### REQUIREMENT
Go through the records and copy each line where the string "icon" occurs.

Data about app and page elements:

########################################

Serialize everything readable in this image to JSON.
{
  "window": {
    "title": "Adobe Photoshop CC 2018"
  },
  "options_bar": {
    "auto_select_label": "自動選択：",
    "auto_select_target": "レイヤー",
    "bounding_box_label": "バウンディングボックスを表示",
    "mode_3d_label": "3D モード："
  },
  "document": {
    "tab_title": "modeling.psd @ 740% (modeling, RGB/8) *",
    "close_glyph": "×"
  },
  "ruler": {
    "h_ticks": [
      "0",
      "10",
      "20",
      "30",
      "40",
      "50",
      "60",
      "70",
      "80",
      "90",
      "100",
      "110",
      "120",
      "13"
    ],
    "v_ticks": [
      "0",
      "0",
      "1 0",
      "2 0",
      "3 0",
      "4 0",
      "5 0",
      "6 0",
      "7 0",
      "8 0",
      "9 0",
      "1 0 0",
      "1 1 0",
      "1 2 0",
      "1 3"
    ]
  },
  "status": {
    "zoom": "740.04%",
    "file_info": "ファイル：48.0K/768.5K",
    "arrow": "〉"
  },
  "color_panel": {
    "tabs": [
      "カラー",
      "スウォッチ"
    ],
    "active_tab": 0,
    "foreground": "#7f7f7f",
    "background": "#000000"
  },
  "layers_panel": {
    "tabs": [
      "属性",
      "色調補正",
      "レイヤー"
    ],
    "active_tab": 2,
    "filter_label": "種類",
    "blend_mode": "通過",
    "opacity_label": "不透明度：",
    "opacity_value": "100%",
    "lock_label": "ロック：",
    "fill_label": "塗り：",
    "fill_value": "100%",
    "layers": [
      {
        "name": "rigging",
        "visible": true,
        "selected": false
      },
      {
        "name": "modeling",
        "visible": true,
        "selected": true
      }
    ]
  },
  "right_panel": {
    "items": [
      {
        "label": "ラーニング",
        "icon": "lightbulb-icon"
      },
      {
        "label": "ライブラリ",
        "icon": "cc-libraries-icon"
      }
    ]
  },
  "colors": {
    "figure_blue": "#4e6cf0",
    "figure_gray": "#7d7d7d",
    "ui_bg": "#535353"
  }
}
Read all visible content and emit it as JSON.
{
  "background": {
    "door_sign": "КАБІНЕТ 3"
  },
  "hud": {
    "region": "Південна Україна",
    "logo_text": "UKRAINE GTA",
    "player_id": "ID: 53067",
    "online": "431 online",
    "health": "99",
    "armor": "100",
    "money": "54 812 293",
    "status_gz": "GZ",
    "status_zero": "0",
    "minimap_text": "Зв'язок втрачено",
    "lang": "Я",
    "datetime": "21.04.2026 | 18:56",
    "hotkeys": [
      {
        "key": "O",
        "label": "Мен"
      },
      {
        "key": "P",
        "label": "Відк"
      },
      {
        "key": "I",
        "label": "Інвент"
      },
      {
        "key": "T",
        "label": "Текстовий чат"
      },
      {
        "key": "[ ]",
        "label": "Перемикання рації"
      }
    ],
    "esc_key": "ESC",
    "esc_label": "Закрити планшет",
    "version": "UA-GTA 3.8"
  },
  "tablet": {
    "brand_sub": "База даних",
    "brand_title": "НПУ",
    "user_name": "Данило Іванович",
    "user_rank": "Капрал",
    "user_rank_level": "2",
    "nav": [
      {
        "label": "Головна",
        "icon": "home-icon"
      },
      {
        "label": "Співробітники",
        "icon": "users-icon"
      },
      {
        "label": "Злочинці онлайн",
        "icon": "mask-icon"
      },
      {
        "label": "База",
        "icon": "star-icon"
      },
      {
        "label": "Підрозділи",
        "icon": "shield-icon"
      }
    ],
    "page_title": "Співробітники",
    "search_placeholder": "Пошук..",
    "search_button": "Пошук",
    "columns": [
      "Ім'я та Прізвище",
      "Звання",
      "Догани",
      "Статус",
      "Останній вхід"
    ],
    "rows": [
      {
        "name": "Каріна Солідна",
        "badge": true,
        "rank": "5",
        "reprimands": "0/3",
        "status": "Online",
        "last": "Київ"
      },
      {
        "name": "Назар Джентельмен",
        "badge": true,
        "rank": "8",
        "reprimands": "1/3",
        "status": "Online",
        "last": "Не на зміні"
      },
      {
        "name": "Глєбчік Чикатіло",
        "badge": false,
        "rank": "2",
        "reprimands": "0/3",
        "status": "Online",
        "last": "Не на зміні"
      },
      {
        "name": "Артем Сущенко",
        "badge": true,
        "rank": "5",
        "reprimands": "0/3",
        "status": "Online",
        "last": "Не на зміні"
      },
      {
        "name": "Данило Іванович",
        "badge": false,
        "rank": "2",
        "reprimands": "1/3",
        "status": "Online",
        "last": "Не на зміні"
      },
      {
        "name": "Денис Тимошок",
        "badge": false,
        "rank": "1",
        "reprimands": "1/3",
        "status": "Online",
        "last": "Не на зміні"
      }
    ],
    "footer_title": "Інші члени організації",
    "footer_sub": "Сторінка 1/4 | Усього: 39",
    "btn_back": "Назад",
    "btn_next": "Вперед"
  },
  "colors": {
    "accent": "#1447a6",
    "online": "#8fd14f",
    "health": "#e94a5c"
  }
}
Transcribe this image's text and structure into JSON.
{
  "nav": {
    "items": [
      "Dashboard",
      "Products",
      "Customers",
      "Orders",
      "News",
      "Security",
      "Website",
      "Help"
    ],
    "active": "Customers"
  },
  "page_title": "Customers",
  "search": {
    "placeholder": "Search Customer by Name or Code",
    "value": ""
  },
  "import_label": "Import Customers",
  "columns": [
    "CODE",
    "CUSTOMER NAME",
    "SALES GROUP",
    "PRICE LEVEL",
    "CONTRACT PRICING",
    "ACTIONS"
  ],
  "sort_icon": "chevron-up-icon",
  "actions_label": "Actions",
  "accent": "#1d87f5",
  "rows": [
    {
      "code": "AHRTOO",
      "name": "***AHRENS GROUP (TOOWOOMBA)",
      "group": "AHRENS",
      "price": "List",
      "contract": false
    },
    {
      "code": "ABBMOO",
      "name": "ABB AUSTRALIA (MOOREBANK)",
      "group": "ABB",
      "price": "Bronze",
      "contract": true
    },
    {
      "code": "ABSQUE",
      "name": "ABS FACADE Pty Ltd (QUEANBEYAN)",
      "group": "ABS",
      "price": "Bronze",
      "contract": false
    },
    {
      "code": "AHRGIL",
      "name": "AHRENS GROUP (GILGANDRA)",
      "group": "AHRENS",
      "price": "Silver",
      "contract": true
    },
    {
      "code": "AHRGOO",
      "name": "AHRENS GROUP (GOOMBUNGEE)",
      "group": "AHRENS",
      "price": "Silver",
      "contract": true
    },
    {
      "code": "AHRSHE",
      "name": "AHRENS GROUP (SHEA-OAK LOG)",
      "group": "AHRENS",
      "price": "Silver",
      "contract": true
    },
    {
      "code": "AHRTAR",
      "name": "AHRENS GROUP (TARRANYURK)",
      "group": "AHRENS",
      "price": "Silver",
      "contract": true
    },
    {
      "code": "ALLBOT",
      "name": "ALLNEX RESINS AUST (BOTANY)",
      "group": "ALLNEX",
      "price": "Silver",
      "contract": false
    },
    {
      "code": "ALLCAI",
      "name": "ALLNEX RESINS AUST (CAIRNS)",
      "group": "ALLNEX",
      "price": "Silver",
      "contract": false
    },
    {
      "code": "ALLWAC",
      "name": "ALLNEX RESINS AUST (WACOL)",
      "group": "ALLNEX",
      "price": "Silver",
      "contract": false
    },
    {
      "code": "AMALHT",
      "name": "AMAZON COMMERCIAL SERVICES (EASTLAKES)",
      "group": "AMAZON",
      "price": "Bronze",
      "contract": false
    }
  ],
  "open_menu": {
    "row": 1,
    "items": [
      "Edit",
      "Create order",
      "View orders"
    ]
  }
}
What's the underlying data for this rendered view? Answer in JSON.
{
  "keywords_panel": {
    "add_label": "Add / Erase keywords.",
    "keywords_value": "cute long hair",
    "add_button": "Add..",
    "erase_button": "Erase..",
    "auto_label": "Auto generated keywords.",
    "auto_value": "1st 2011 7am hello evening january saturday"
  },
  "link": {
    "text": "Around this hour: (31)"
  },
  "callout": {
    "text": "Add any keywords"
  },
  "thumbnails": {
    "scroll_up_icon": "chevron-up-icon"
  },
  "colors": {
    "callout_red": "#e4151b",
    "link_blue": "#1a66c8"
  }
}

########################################

### WRITTEN SOLUTION
        "icon": "lightbulb-icon"
        "icon": "cc-libraries-icon"
        "icon": "home-icon"
        "icon": "users-icon"
        "icon": "mask-icon"
        "icon": "star-icon"
        "icon": "shield-icon"
  "sort_icon": "chevron-up-icon",
    "scroll_up_icon": "chevron-up-icon"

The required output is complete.